Meghan: What can we expect from you in the future?
Joe Hart: I’ve co-written a YA novel that should be out near the end of the year and I’ve written a crossover thriller that has elements of horror and sci-fi that should be out sometime in early 2020.
Meghan: Where can we find you?
Meghan: Do you have any closing words for your fans or anything you’d like to say that we didn’t get to cover in this interview?
Joe Hart: I just want to say thank you to all the readers who have made my continued career possible. And thank you so much for the great in-depth interview! Answering the questions was a blast.
Joe Hartis the Wall Street Journal bestselling author of eleven novels that include The River Is Dark, Lineage, Obscura, and the highly acclaimed Dominion Trilogy. When not writing, he enjoys reading, exercising, exploring the great outdoors, and watching movies with his family.
She’s felt it before…the fear of losing control. And it’s happening again.
In the near future, an aggressive and terrifying new form of dementia is affecting victims of all ages. The cause is unknown, and the symptoms are disturbing. Dr. Gillian Ryan is on the cutting edge of research and desperately determined to find a cure. She’s already lost her husband to the disease, and now her young daughter is slowly succumbing as well. After losing her funding, she is given the unique opportunity to expand her research. She will travel with a NASA team to a space station where the crew has been stricken with symptoms of a similar inexplicable psychosis—memory loss, trances, and violent, uncontrollable impulses.
Crippled by a secret addiction and suffering from creeping paranoia, Gillian finds her journey becoming a nightmare as unexplainable and violent events plague the mission. With her grip weakening on reality, she starts to doubt her own innocence. And she’s beginning to question so much more—like the true nature of the mission, the motivations of the crew, and every deadly new secret space has to offer.
Merging thrilling science-fiction adventure with mind-bending psychological suspense, Wall Street Journal bestselling author Joe Hart explores both the vast mysteries of outer space and the even darker unknown that lies within ourselves.
Evan Tormer is haunted.
His life has been shattered by events beyond his control and regret is his constant companion. His wife is gone, lost to an unbeatable cancer. His son has been mentally and physically handicapped by a tragic accident. He’s been fired for using company funds in a failed attempt to save his wife’s life.
On a whim, Evan accepts an invitation to housesit on a picturesque island in northern Minnesota. At first it seems like the perfect second chance for he and his son to recover and rebuild their life together.
But there is something very, very wrong with the house and all that occupies it. And worst of all, Evan doesn’t know if the house is haunted…
…Or if it’s all in his mind.
A LIFE FILLED WITH ANGUISH
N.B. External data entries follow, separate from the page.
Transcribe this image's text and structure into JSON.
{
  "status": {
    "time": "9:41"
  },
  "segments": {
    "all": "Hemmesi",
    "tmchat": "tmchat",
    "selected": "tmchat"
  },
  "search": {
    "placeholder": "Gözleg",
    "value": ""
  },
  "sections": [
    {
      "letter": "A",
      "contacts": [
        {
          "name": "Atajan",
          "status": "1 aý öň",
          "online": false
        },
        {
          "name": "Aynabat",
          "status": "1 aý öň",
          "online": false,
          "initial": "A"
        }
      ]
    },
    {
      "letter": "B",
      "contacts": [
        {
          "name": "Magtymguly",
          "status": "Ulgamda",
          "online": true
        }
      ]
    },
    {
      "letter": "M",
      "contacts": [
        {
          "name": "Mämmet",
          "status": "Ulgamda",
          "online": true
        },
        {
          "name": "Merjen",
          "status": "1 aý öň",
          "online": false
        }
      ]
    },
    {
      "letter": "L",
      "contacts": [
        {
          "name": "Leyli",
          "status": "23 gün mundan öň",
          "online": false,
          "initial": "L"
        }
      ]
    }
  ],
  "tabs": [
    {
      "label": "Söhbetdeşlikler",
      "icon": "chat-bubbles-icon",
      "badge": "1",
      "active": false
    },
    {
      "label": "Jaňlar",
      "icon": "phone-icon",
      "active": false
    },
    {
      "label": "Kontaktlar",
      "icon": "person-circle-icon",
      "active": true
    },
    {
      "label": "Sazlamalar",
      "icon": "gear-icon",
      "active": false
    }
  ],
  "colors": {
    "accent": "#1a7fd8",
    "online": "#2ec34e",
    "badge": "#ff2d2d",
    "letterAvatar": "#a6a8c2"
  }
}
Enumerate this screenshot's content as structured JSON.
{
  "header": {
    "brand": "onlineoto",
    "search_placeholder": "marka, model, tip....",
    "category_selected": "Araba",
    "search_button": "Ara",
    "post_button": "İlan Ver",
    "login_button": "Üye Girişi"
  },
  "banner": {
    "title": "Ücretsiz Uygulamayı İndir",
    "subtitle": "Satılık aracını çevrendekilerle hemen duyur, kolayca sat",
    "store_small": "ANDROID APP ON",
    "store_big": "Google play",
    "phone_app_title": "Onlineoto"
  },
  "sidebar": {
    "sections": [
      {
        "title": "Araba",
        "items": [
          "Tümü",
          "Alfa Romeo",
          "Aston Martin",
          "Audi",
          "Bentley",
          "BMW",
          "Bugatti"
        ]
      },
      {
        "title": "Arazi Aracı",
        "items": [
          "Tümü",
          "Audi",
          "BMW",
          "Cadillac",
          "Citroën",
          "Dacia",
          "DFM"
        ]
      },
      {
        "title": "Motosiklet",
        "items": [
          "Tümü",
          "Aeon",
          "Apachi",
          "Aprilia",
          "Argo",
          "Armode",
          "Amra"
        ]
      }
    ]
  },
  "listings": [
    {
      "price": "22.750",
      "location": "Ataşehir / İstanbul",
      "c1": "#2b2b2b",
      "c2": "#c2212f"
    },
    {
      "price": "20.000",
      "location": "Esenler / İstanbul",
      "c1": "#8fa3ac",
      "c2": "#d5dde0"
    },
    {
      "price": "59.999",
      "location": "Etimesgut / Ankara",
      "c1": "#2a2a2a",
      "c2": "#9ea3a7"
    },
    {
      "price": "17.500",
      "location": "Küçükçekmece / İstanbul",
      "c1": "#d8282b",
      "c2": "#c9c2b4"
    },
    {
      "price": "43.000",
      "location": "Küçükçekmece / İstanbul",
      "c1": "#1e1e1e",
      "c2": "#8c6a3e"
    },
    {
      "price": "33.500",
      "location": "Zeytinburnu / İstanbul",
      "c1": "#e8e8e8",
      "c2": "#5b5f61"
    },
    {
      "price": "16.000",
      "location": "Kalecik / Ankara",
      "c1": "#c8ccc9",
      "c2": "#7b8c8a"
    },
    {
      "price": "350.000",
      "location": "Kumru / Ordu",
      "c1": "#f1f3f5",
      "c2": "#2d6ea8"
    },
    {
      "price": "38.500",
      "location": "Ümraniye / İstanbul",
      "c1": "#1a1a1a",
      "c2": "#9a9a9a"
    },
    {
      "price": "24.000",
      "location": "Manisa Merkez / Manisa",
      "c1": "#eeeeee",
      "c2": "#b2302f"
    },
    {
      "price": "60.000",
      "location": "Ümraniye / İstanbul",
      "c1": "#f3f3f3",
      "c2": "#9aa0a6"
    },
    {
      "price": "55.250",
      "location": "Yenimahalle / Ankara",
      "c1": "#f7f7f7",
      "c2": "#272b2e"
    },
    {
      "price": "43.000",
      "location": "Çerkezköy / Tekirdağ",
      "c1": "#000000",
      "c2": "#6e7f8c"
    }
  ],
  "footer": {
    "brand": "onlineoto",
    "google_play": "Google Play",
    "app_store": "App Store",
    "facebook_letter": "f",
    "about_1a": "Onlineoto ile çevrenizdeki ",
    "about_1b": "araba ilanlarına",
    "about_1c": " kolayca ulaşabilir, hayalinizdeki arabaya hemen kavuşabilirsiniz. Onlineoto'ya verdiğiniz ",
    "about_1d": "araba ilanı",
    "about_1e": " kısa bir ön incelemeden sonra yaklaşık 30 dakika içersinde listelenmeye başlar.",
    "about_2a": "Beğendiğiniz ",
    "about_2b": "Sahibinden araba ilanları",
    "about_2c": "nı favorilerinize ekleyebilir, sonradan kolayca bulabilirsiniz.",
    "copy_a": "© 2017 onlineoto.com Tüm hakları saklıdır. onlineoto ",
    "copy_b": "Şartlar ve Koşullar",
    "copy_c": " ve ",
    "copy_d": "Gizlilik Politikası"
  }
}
Pain, horror, fear- These are the things that bestselling novelist Lance Metzger’s life have been comprised of. His childhood remains a riddled wasteland of abuse by a sadistic father and the abandonment of an apathetic mother. In turn, his only refuge became his writing.
A SANCTUARY, BROKEN
When Lance loses his ability to write and becomes haunted by a nightmare that he’d thought was buried, he is drawn inexplicably to a house on the shores of Lake Superior where he finds his muse once again, but something is waiting for him when he arrives.
AN EVIL WITHOUT BOUNDARIES
Now he must unlock the devastating secrets that the house holds and uncover the mystery of his own broken past before he loses his sanity, and perhaps his soul.